[Data extracted from a collection]
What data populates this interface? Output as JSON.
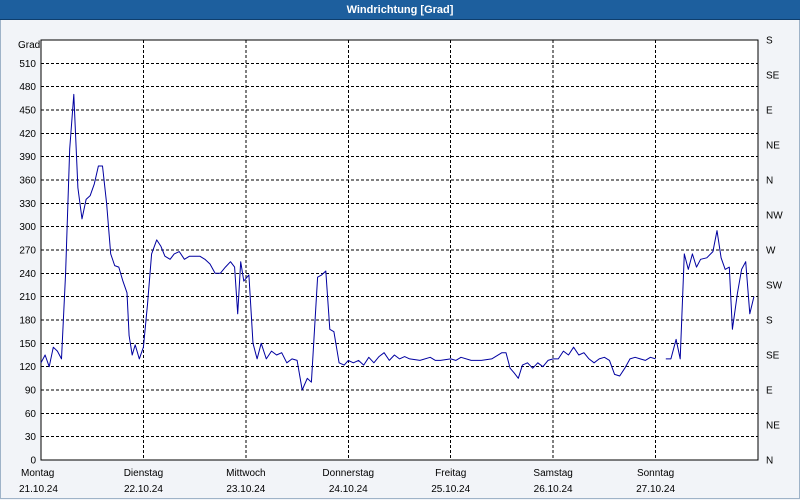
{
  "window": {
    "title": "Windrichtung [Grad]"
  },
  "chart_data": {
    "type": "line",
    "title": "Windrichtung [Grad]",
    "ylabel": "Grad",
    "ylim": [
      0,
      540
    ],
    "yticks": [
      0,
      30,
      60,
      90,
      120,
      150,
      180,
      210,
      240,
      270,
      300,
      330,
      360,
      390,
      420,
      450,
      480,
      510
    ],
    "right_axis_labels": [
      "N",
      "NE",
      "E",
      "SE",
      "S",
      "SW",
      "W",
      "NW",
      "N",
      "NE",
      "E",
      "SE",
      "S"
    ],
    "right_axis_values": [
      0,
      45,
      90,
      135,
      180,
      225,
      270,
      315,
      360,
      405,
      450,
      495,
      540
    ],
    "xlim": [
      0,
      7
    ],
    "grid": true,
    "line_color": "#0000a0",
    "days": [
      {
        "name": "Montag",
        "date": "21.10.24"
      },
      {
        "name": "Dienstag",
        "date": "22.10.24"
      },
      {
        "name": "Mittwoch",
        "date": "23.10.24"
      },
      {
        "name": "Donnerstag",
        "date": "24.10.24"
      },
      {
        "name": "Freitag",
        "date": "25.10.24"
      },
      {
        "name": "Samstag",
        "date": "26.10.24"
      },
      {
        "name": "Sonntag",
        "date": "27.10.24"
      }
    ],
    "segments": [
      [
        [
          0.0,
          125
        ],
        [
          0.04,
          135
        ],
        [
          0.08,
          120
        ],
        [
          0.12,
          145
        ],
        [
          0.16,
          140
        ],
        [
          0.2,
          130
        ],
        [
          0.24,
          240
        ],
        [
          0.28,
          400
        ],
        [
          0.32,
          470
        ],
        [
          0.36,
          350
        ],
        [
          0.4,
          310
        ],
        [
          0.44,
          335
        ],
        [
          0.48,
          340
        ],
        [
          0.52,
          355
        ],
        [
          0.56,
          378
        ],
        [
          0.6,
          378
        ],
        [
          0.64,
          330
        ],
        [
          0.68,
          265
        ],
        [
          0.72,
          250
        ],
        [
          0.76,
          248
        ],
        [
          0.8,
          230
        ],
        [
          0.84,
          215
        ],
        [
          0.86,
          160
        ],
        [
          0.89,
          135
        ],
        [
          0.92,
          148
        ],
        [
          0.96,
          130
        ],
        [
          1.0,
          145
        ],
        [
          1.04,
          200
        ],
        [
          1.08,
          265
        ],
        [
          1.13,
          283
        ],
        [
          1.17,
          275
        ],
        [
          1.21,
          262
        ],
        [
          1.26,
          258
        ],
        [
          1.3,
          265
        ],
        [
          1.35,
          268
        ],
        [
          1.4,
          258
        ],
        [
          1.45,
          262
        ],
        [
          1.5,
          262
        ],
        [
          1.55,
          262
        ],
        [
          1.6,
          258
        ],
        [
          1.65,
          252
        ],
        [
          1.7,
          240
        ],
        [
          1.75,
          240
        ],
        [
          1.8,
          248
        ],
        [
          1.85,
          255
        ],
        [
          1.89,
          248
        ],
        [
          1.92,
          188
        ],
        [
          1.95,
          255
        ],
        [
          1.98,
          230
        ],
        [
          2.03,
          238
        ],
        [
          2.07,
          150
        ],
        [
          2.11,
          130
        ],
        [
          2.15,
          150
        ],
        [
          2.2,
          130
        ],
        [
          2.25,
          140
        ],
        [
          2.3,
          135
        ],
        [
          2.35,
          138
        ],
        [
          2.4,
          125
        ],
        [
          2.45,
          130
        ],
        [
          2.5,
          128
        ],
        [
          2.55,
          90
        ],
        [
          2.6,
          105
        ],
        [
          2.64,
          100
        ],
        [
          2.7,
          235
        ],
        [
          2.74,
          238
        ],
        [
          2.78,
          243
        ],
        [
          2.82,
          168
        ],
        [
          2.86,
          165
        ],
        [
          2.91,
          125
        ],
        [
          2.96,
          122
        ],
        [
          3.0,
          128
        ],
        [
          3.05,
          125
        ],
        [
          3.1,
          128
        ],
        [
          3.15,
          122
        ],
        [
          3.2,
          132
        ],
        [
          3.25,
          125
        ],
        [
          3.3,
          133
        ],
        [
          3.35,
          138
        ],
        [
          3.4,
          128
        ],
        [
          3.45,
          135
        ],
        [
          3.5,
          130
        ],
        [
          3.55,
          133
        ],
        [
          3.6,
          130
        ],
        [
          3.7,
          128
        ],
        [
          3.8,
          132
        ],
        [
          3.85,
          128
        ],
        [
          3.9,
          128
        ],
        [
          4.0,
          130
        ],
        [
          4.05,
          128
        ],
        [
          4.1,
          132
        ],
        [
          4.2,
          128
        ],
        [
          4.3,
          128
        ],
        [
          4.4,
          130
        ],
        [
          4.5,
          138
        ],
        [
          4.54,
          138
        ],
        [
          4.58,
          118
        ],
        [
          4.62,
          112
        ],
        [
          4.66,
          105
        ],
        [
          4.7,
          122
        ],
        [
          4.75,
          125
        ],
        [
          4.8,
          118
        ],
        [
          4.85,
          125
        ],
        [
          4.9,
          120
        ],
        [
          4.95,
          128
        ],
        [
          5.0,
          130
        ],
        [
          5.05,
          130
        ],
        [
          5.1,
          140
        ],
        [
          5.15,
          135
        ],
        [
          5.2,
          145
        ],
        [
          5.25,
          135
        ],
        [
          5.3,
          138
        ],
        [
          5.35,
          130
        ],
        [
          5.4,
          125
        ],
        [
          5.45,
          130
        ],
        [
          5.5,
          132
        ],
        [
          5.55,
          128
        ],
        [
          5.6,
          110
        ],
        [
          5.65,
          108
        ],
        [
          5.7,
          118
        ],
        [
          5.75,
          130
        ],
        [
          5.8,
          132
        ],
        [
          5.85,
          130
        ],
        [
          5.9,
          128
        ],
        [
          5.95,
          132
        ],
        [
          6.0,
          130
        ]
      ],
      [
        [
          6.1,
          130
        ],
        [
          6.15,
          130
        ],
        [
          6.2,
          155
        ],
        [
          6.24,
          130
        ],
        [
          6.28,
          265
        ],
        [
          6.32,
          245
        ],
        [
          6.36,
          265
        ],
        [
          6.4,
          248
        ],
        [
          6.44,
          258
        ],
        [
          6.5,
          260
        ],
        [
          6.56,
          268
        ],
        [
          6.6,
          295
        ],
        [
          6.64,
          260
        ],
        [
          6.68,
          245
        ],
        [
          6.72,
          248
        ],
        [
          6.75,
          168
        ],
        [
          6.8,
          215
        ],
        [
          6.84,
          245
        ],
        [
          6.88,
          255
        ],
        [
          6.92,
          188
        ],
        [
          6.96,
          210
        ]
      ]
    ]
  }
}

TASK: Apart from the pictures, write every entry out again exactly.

FINISHED EXERCISE:
What data populates this interface? Output as JSON.
{
  "window": {
    "title": "Windrichtung [Grad]"
  },
  "chart_data": {
    "type": "line",
    "title": "Windrichtung [Grad]",
    "ylabel": "Grad",
    "ylim": [
      0,
      540
    ],
    "yticks": [
      0,
      30,
      60,
      90,
      120,
      150,
      180,
      210,
      240,
      270,
      300,
      330,
      360,
      390,
      420,
      450,
      480,
      510
    ],
    "right_axis_labels": [
      "N",
      "NE",
      "E",
      "SE",
      "S",
      "SW",
      "W",
      "NW",
      "N",
      "NE",
      "E",
      "SE",
      "S"
    ],
    "right_axis_values": [
      0,
      45,
      90,
      135,
      180,
      225,
      270,
      315,
      360,
      405,
      450,
      495,
      540
    ],
    "xlim": [
      0,
      7
    ],
    "grid": true,
    "line_color": "#0000a0",
    "days": [
      {
        "name": "Montag",
        "date": "21.10.24"
      },
      {
        "name": "Dienstag",
        "date": "22.10.24"
      },
      {
        "name": "Mittwoch",
        "date": "23.10.24"
      },
      {
        "name": "Donnerstag",
        "date": "24.10.24"
      },
      {
        "name": "Freitag",
        "date": "25.10.24"
      },
      {
        "name": "Samstag",
        "date": "26.10.24"
      },
      {
        "name": "Sonntag",
        "date": "27.10.24"
      }
    ],
    "segments": [
      [
        [
          0.0,
          125
        ],
        [
          0.04,
          135
        ],
        [
          0.08,
          120
        ],
        [
          0.12,
          145
        ],
        [
          0.16,
          140
        ],
        [
          0.2,
          130
        ],
        [
          0.24,
          240
        ],
        [
          0.28,
          400
        ],
        [
          0.32,
          470
        ],
        [
          0.36,
          350
        ],
        [
          0.4,
          310
        ],
        [
          0.44,
          335
        ],
        [
          0.48,
          340
        ],
        [
          0.52,
          355
        ],
        [
          0.56,
          378
        ],
        [
          0.6,
          378
        ],
        [
          0.64,
          330
        ],
        [
          0.68,
          265
        ],
        [
          0.72,
          250
        ],
        [
          0.76,
          248
        ],
        [
          0.8,
          230
        ],
        [
          0.84,
          215
        ],
        [
          0.86,
          160
        ],
        [
          0.89,
          135
        ],
        [
          0.92,
          148
        ],
        [
          0.96,
          130
        ],
        [
          1.0,
          145
        ],
        [
          1.04,
          200
        ],
        [
          1.08,
          265
        ],
        [
          1.13,
          283
        ],
        [
          1.17,
          275
        ],
        [
          1.21,
          262
        ],
        [
          1.26,
          258
        ],
        [
          1.3,
          265
        ],
        [
          1.35,
          268
        ],
        [
          1.4,
          258
        ],
        [
          1.45,
          262
        ],
        [
          1.5,
          262
        ],
        [
          1.55,
          262
        ],
        [
          1.6,
          258
        ],
        [
          1.65,
          252
        ],
        [
          1.7,
          240
        ],
        [
          1.75,
          240
        ],
        [
          1.8,
          248
        ],
        [
          1.85,
          255
        ],
        [
          1.89,
          248
        ],
        [
          1.92,
          188
        ],
        [
          1.95,
          255
        ],
        [
          1.98,
          230
        ],
        [
          2.03,
          238
        ],
        [
          2.07,
          150
        ],
        [
          2.11,
          130
        ],
        [
          2.15,
          150
        ],
        [
          2.2,
          130
        ],
        [
          2.25,
          140
        ],
        [
          2.3,
          135
        ],
        [
          2.35,
          138
        ],
        [
          2.4,
          125
        ],
        [
          2.45,
          130
        ],
        [
          2.5,
          128
        ],
        [
          2.55,
          90
        ],
        [
          2.6,
          105
        ],
        [
          2.64,
          100
        ],
        [
          2.7,
          235
        ],
        [
          2.74,
          238
        ],
        [
          2.78,
          243
        ],
        [
          2.82,
          168
        ],
        [
          2.86,
          165
        ],
        [
          2.91,
          125
        ],
        [
          2.96,
          122
        ],
        [
          3.0,
          128
        ],
        [
          3.05,
          125
        ],
        [
          3.1,
          128
        ],
        [
          3.15,
          122
        ],
        [
          3.2,
          132
        ],
        [
          3.25,
          125
        ],
        [
          3.3,
          133
        ],
        [
          3.35,
          138
        ],
        [
          3.4,
          128
        ],
        [
          3.45,
          135
        ],
        [
          3.5,
          130
        ],
        [
          3.55,
          133
        ],
        [
          3.6,
          130
        ],
        [
          3.7,
          128
        ],
        [
          3.8,
          132
        ],
        [
          3.85,
          128
        ],
        [
          3.9,
          128
        ],
        [
          4.0,
          130
        ],
        [
          4.05,
          128
        ],
        [
          4.1,
          132
        ],
        [
          4.2,
          128
        ],
        [
          4.3,
          128
        ],
        [
          4.4,
          130
        ],
        [
          4.5,
          138
        ],
        [
          4.54,
          138
        ],
        [
          4.58,
          118
        ],
        [
          4.62,
          112
        ],
        [
          4.66,
          105
        ],
        [
          4.7,
          122
        ],
        [
          4.75,
          125
        ],
        [
          4.8,
          118
        ],
        [
          4.85,
          125
        ],
        [
          4.9,
          120
        ],
        [
          4.95,
          128
        ],
        [
          5.0,
          130
        ],
        [
          5.05,
          130
        ],
        [
          5.1,
          140
        ],
        [
          5.15,
          135
        ],
        [
          5.2,
          145
        ],
        [
          5.25,
          135
        ],
        [
          5.3,
          138
        ],
        [
          5.35,
          130
        ],
        [
          5.4,
          125
        ],
        [
          5.45,
          130
        ],
        [
          5.5,
          132
        ],
        [
          5.55,
          128
        ],
        [
          5.6,
          110
        ],
        [
          5.65,
          108
        ],
        [
          5.7,
          118
        ],
        [
          5.75,
          130
        ],
        [
          5.8,
          132
        ],
        [
          5.85,
          130
        ],
        [
          5.9,
          128
        ],
        [
          5.95,
          132
        ],
        [
          6.0,
          130
        ]
      ],
      [
        [
          6.1,
          130
        ],
        [
          6.15,
          130
        ],
        [
          6.2,
          155
        ],
        [
          6.24,
          130
        ],
        [
          6.28,
          265
        ],
        [
          6.32,
          245
        ],
        [
          6.36,
          265
        ],
        [
          6.4,
          248
        ],
        [
          6.44,
          258
        ],
        [
          6.5,
          260
        ],
        [
          6.56,
          268
        ],
        [
          6.6,
          295
        ],
        [
          6.64,
          260
        ],
        [
          6.68,
          245
        ],
        [
          6.72,
          248
        ],
        [
          6.75,
          168
        ],
        [
          6.8,
          215
        ],
        [
          6.84,
          245
        ],
        [
          6.88,
          255
        ],
        [
          6.92,
          188
        ],
        [
          6.96,
          210
        ]
      ]
    ]
  }
}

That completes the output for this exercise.